Another highlight of The King of Staten Island is Scott’s crew of burnout friends that he spends his days with, smoking weed and playing video games. Oscar (Ricky Velez), Ritchie (Lou Wilson), and Igor’s (Moises Arias) on-screen chemistry is authentic and illuminates Apatow’s ability to capture a slice of life in his films. This band of lovable losers ultimately push Scott into a crossroad after a lapse in judgement leads to life-altering consequences.
There are also two females in his crew of friends. One of which is Kelsey, played by Bel Powley, who has a secret relationship with Scott. She is another character in his life, in addition to his sister and friends, that seems to understand and accept Scott and all of his flaws. While their romance never becomes the primary focus of the story, their hidden relationship shows how Scott closes himself off from the world and emotional connections.
Past viewers of Judd Apatow’s filmography will know exactly what to expect from The King of Staten Island. There aren’t many camera tricks, visual effects, or memorable shots, instead he leaves the camera trained on his actors and let’s them riff.
Apatow, Davidson, and David Sirus’ script does manage to subvert a few expectations when Scott begins to unravel his father’s identity and history. However, the film’s lengthy runtime does draw attention to how little story is actually in the movie, which makes The King of Staten Island drag at times. Those who were hoping Apatow would deviate from his typical formula with a finely scripted plot, will surely be left disappointed. As this movie employs his comedic drama formula point by point, which stymies the film from ever really leaving its own mark.

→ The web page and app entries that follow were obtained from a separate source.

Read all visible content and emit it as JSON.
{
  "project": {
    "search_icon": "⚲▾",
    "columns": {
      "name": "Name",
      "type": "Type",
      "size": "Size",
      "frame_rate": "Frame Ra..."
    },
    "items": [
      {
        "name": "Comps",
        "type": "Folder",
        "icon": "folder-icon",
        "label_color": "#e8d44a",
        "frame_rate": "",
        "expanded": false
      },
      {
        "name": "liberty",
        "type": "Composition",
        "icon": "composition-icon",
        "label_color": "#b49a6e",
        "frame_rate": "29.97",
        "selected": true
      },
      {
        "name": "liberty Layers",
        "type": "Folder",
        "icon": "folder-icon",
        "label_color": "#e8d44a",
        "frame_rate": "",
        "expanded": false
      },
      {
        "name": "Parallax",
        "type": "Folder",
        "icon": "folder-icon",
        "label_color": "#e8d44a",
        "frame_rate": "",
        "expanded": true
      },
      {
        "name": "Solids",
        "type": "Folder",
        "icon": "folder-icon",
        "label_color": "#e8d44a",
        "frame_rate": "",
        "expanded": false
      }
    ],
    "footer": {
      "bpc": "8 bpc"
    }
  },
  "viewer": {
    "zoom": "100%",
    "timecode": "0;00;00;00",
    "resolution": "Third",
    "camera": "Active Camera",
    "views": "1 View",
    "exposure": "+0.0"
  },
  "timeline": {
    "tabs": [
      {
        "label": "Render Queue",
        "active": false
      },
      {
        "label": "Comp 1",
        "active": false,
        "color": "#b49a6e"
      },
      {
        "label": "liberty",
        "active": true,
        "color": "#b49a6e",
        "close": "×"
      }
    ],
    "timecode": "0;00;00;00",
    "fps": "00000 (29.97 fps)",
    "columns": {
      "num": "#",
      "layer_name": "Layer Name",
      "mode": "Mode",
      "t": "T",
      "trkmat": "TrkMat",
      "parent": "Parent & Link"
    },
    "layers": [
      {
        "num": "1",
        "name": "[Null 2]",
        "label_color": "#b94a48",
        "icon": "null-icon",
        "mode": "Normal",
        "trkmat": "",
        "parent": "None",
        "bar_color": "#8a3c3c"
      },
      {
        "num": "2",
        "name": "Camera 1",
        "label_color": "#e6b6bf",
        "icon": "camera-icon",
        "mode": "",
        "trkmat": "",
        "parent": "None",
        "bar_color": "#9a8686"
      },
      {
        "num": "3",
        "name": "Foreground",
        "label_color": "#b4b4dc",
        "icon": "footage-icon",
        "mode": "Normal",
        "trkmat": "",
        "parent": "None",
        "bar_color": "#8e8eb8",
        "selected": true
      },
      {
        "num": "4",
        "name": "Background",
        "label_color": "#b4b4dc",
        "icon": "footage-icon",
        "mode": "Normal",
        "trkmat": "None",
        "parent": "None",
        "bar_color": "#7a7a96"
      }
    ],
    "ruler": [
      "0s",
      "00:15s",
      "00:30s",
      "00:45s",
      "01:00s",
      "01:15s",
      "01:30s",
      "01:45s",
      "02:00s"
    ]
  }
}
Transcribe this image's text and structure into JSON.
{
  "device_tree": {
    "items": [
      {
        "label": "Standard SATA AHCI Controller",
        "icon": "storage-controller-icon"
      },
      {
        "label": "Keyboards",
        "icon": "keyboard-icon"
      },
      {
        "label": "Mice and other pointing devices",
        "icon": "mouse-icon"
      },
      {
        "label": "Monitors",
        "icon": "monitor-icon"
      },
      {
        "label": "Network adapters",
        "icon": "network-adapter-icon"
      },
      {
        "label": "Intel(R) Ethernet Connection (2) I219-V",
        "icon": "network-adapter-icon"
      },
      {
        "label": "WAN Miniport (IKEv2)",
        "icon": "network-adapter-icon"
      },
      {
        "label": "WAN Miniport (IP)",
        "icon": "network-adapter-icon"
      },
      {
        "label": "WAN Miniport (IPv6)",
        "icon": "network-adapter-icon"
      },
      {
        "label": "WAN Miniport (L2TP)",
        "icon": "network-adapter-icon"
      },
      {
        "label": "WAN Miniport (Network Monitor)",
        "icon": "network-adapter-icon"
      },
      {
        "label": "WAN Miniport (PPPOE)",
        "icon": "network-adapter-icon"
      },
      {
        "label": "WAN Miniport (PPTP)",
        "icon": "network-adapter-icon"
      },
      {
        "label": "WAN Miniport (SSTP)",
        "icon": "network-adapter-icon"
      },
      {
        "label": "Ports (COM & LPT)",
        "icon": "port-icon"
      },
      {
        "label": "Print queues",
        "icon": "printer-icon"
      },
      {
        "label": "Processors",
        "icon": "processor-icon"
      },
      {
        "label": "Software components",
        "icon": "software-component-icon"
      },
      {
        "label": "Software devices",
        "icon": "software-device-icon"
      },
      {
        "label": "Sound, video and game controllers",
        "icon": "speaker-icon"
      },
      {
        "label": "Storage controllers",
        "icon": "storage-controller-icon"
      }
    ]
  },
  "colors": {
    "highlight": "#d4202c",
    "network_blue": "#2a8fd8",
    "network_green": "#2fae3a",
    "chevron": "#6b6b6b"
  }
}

Apatow briefly goes out of his comfort zone when he takes the rare opportunity to stage an action sequence, with heavy thriller elements. The shift in tone is a welcome deviation from the director’s expected form. However, despite the set piece, the movie never really picks up momentum in the way that you might hope.
Perhaps one of the greatest strengths of the movie that should be recognized is its approach to mental and physical illness. Scott, much like Davidson in real life, suffers from crippling depression due to his father’s traumatic death. Along with Crohn’s Disease, which he’s afflicted with as well. Scott’s frank acceptance and description of his ailments reflect the millennial generation’s welcome ability to self-evaluate, due to a wealth of available information. Scott is well aware of his shortcomings and effectively outlines these different conditions and issues in a way that is easy for the characters and audience to understand.
Unfortunately The King of Staten Island feels like it’s been pulled from the same playbook Judd Apatow has been using for years. As this ultimately is another of his comedies that clocks in at over two hours and sixteen minutes and often feels like a series of sketches or scenarios, instead of a tightly plotted film that constantly builds tension. The movie soars on the chemistry between Burr and Davidson and if nothing else, The King of Staten Island proves that both comedians have a long cinematic future ahead of them.
The King of Staten Island is a flawed, yet warm slice-of-life comedic drama that works perfectly as a home release. While it’s hard to imagine paying full matinee price if this had indeed come to theaters, it’s still worth a stream if you are a fan of the talent involved.